One day while driving to work, he heard on the radio about the Bank On Yourself method. Bank On Yourself uses specially designed dividend-paying cash value whole life insurance policies to create secure savings plans for individuals and families.
Dr. Pitchford was intrigued by the idea that once he established one of these little-known dividend-paying policies, he would be able to borrow money from it and repay interest to himself, as the owner of the policy, instead of to a bank.
“You can borrow money against your equity in the policy, and the whole time your policy is growing just the same,” he says. “If I take out a loan, that doesn’t decrease the amount of money I have working for me.“

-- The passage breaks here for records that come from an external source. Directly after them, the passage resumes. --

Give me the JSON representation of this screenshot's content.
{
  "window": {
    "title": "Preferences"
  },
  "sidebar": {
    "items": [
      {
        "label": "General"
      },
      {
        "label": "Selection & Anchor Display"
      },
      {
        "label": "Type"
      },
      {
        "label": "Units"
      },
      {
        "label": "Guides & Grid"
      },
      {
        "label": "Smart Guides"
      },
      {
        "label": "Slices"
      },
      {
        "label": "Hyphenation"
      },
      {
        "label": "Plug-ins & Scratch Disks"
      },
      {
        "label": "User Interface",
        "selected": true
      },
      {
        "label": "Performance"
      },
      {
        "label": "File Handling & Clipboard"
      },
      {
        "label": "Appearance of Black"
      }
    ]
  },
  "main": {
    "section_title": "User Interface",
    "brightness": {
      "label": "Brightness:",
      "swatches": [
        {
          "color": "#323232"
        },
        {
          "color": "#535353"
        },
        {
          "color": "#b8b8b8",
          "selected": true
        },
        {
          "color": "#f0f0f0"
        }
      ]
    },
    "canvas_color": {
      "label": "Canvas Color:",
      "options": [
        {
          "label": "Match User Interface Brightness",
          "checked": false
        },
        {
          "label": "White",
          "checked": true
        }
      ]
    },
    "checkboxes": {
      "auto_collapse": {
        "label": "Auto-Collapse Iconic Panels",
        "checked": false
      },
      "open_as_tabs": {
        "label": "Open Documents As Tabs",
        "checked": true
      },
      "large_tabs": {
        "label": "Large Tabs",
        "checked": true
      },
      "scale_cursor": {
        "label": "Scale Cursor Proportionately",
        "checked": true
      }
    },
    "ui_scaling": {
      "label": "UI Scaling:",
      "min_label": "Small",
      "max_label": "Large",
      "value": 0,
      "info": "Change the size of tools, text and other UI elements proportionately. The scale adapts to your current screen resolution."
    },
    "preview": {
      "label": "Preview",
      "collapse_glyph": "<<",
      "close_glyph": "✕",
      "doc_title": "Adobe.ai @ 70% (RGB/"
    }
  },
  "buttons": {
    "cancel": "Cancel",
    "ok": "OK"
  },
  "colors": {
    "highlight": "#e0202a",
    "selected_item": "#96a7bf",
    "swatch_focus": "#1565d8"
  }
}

Dr. Pitchford contacted the headquarters of Pamela Yellen, author of the New York Times Bestseller The Bank On Yourself Revolution: Fire Your Banker, Bypass Wall Street, and Take Control of Your Own Financial Future. They put him in touch with Bank On Yourself Authorized Advisor, Trevor Lastoka, of Provident Financial Group of St. Paul, MN. Lastoka helped Dr. Pitchford set up his own plan in September 2009, based on his financial goals.
Dr. Pitchford is 41 and he and his wife have three children in their early teens. He wanted to set up a plan that would pay for their college and allow him to pay off two variable interest loans he used to remodel his home. The Bank On Yourself policy will allow him to do both.
Six years down the road I will have enough money to pay off those loans, put my kids through college and then start collecting the interest that I was paying to the bank”
The doctor is putting $48,000 per year into his plan, and noted, “If I put in that amount in each year until I’m 65, my cash value is estimated to be $2.3 million, and I would have a $4.3 million death benefit, based on the current dividend scale.”
Dr. Pitchford first got interested in Bank On Yourself while looking for a place to invest savings after he maxed out contributions to his 401(k). He still has a 401(k), but finds the Bank On Yourself policy will be much more useful for financing his family’s needs.
If he were to use money from his 401(k), he would face a huge hit in taxes and early withdrawal fees. But he can borrow from his Bank On Yourself policy any time, for weddings, cars, vacations, and recover all the money.
It’s not like a get-rich-quick scheme — it is a savings tool you can use to recapture money you pay over the years”
My main goal is to recapture all my interest on things I buy. And when I go to buy a car I don’t have to worry about haggling on the price and what the interest rate is, because I am going to be paying myself back anyway.”
He likes the plan so much he’s considering setting up policies for each of his children.
“I am getting kind of a late start,” he says. “But start something for your kids and all of a sudden they’ll have a large amount of money to put toward a house of their own. Plus they are paying themselves interest.”